Read the data and repeat all of it exactly.

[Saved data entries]

--

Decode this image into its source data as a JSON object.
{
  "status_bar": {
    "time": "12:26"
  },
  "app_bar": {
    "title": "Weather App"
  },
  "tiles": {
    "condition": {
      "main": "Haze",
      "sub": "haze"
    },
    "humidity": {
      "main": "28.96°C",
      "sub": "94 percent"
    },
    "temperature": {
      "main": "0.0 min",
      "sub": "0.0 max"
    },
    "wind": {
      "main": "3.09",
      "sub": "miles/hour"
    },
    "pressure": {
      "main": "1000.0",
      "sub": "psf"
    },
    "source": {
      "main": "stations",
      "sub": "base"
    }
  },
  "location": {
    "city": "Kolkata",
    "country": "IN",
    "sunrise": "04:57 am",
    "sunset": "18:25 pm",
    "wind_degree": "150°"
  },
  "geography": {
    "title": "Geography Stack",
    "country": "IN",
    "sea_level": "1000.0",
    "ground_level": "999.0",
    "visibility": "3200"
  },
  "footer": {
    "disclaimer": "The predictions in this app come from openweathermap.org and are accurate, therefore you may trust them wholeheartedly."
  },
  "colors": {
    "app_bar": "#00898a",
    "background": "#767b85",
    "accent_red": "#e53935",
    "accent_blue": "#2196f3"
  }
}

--

* FINAL ANSWER:
Decode this image into its source data as a JSON object.
{
  "status_bar": {
    "time": "12:26"
  },
  "app_bar": {
    "title": "Weather App"
  },
  "tiles": {
    "condition": {
      "main": "Haze",
      "sub": "haze"
    },
    "humidity": {
      "main": "28.96°C",
      "sub": "94 percent"
    },
    "temperature": {
      "main": "0.0 min",
      "sub": "0.0 max"
    },
    "wind": {
      "main": "3.09",
      "sub": "miles/hour"
    },
    "pressure": {
      "main": "1000.0",
      "sub": "psf"
    },
    "source": {
      "main": "stations",
      "sub": "base"
    }
  },
  "location": {
    "city": "Kolkata",
    "country": "IN",
    "sunrise": "04:57 am",
    "sunset": "18:25 pm",
    "wind_degree": "150°"
  },
  "geography": {
    "title": "Geography Stack",
    "country": "IN",
    "sea_level": "1000.0",
    "ground_level": "999.0",
    "visibility": "3200"
  },
  "footer": {
    "disclaimer": "The predictions in this app come from openweathermap.org and are accurate, therefore you may trust them wholeheartedly."
  },
  "colors": {
    "app_bar": "#00898a",
    "background": "#767b85",
    "accent_red": "#e53935",
    "accent_blue": "#2196f3"
  }
}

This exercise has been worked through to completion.